One Hundred Years Ago – July, 1914
Boy survives accident, dies from treatment
J. Howard Byrnes, 22, the young telegraph operator of North Creek, who was injured in a motor cycle accident on the state road near that place on June 14, 1914, died Sunday night, June 21, 1914 in Saratoga Hospital, where he was taken on a special train immediately after the accident. His injuries, though very serious, were not necessarily fatal and death was caused by pneumonia resulting from the effects of ether. Had the young man lived, he would have been a cripple.
The motorcycle was owned and driven by station agent Mr. Ochs and at the time of the accident Byrnes was riding on the rear seat. Ochs turned out to pass a heavy motor truck loaded with iron ore and he did not clear it. When the crash came Byrnes was thrown under the wheels of the truck which ran over his right leg, splitting the bone from the knee to the hip and his back was injured. Ochs went over the handle bars and sustained severe injuries.
The deceased was a son of the late James Byrnes, of Thurman, and he was related to the Camerons and other prominent families of the town.

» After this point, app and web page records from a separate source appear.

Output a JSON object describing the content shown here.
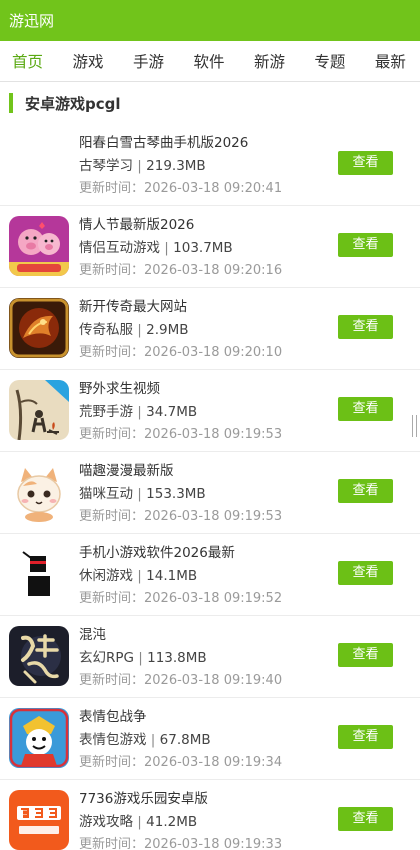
{
  "header": {
    "logo": "游迅网"
  },
  "nav": {
    "items": [
      {
        "label": "首页",
        "active": true
      },
      {
        "label": "游戏"
      },
      {
        "label": "手游"
      },
      {
        "label": "软件"
      },
      {
        "label": "新游"
      },
      {
        "label": "专题"
      },
      {
        "label": "最新"
      }
    ]
  },
  "section": {
    "title": "安卓游戏pcgl"
  },
  "time_prefix": "更新时间：",
  "view_label": "查看",
  "apps": [
    {
      "name": "阳春白雪古琴曲手机版2026",
      "category": "古琴学习",
      "size": "219.3MB",
      "updated": "2026-03-18 09:20:41",
      "icon": "blank-icon"
    },
    {
      "name": "情人节最新版2026",
      "category": "情侣互动游戏",
      "size": "103.7MB",
      "updated": "2026-03-18 09:20:16",
      "icon": "pig-couple-icon"
    },
    {
      "name": "新开传奇最大网站",
      "category": "传奇私服",
      "size": "2.9MB",
      "updated": "2026-03-18 09:20:10",
      "icon": "dragon-warrior-icon"
    },
    {
      "name": "野外求生视频",
      "category": "荒野手游",
      "size": "34.7MB",
      "updated": "2026-03-18 09:19:53",
      "icon": "campfire-survival-icon"
    },
    {
      "name": "喵趣漫漫最新版",
      "category": "猫咪互动",
      "size": "153.3MB",
      "updated": "2026-03-18 09:19:53",
      "icon": "cat-icon"
    },
    {
      "name": "手机小游戏软件2026最新",
      "category": "休闲游戏",
      "size": "14.1MB",
      "updated": "2026-03-18 09:19:52",
      "icon": "ninja-icon"
    },
    {
      "name": "混沌",
      "category": "玄幻RPG",
      "size": "113.8MB",
      "updated": "2026-03-18 09:19:40",
      "icon": "chaos-calligraphy-icon"
    },
    {
      "name": "表情包战争",
      "category": "表情包游戏",
      "size": "67.8MB",
      "updated": "2026-03-18 09:19:34",
      "icon": "meme-warrior-icon"
    },
    {
      "name": "7736游戏乐园安卓版",
      "category": "游戏攻略",
      "size": "41.2MB",
      "updated": "2026-03-18 09:19:33",
      "icon": "333-logo-icon"
    }
  ]
}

His father died when he was a young boy leaving him with his mother, Mrs. Sarah Byrnes. Gifted with a happy disposition and industrious habits, he was a great comfort and help to his widowed mother. He had been married for four years and is survived by his widow, the former Miss Marjorie Smith of Chestertown. Mrs. Byrnes lived with the happy couple and their home was a heaven of happiness.
The funeral was held from the home of Byrnes’ uncle, William Walsh, in Thurman.
Dark night, no light, much plight